Astrid Busch

30. December 2020 to 31. January 2021

The artist Astrid Busch (* 1968) lives and works in Berlin. In January 2021, she took part in the artist-in-residence programme of the Museum Kunst der Westküste. She used her time on the North Sea island of Föhr to explore the destructive power of the sea through artistic means.


Cameras, overhead projector, scanner, transparent foils, rich pictorial material, historical postcards, found materials from the island, Polaroids: Astrid Busch's temporary Alkersum studio, located directly behind Museum Kunst der Westküste, already indicated an exciting working process. Simultaneously frightened and fascinated by reports of tsunamis and monster waves, the artist researched the internet for photographs of these phenomena. She scanned, projected and photographed the material she found in a variety of ways, often in complex overlays with other images. In a further step, Astrid Busch illuminated the photographs of these stratifications with light sources, such as her mobile phone torch, in order to deliberately destroy them. In her works created on Föhr, light thus acts as a compositional element with which she simultaneously paints, irritates, alienates - and devastates.

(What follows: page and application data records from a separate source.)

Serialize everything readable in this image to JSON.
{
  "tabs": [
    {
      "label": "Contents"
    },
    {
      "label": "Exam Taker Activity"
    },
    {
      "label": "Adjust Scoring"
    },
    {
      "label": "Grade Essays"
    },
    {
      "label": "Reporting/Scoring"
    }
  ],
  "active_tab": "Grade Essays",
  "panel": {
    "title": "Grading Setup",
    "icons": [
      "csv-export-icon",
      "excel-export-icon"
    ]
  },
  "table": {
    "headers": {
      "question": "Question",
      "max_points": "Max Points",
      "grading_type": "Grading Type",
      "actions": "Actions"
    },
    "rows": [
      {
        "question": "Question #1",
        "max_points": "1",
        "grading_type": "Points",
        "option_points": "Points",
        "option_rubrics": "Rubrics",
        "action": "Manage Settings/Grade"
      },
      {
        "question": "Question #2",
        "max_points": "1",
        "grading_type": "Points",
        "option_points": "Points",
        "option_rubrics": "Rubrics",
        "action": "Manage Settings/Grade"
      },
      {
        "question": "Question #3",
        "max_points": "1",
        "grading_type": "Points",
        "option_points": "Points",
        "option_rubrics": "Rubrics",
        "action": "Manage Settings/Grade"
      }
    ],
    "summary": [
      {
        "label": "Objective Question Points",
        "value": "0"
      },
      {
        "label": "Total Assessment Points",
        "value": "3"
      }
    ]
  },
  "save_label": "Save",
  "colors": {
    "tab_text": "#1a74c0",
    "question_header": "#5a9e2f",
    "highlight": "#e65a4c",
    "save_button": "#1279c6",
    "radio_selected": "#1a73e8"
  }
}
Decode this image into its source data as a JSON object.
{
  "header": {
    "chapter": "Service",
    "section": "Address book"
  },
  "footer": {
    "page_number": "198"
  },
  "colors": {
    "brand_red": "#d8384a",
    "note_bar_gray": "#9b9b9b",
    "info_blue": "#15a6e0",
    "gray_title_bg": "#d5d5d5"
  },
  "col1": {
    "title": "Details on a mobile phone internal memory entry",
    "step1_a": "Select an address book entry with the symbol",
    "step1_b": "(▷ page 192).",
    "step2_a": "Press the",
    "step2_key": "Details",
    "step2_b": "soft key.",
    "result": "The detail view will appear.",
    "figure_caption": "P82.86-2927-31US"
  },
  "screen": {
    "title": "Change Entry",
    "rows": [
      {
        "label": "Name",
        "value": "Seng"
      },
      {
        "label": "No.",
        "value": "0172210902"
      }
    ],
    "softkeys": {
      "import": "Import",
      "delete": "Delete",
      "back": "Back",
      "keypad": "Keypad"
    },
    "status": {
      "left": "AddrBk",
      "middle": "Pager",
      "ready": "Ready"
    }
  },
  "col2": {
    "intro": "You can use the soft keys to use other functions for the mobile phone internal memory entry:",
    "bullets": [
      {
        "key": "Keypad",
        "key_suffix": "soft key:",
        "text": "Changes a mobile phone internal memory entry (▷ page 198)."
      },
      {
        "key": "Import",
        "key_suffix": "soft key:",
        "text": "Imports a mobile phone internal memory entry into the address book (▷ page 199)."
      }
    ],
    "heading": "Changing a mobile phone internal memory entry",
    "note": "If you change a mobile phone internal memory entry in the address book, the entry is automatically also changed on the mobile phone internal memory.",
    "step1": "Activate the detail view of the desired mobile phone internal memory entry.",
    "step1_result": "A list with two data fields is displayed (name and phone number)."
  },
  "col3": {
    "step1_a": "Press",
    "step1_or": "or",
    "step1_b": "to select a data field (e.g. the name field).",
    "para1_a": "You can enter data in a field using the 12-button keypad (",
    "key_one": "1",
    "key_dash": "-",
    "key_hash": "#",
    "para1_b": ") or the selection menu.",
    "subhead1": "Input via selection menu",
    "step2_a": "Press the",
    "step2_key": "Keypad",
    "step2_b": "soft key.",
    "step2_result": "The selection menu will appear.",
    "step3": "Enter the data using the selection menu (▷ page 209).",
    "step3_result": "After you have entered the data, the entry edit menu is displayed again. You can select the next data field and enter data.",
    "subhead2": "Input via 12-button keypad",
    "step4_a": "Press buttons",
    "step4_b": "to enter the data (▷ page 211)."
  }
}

The idea to experiment with light and mood came to the artist back in October 2019, when she visited the MKdW to plan her spatial installation "sur mer" (2018), which was presented in 2020 in the exhibition SEE STÜCKE. Facts and Fiction presented. During this stay, Astrid Busch discovered the painting "Northern Lights" by the Norwegian landscape painter Peder Balke (1804-1887) in the anniversary exhibition 10 Years MKdW to the museum's collection. The painting remained in her memory because of its abstract formal language and dramatic lighting and gave her important impulses for her creative work on Föhr. In addition, the direct proximity to nature and "the awareness of being completely surrounded by the sea" influenced her.  These experiences, which she enjoyed on bicycle rides across the island, prompted Astrid Busch to leave out the urban element that is characteristic of her work and to concentrate entirely on the themes of sea and light.


Peder Balke, Nordlicht, um 1870, Öl auf Holz, Privatsammlung,
in der Ausstellung "10 Jahre MKdW", 2019



The final photographic works possess an aesthetic of desolation. In them, the threatening elemental force of the sea confronts us as a feeling. Astrid Busch lets us participate in an aesthetic experience that is like experiencing monstrous wave crests or the storm-lashed sea. In the process, we oscillate between knowing and assuming, as it remains unclear what is actually physically present and what is the result of artistic abstraction. These works do not have a fixed conclusion. It is quite possible that they will continue to develop in site-specific installations and thus create new associative spaces.



Astrid Busch, o.T., 2021, Archival Pigment Print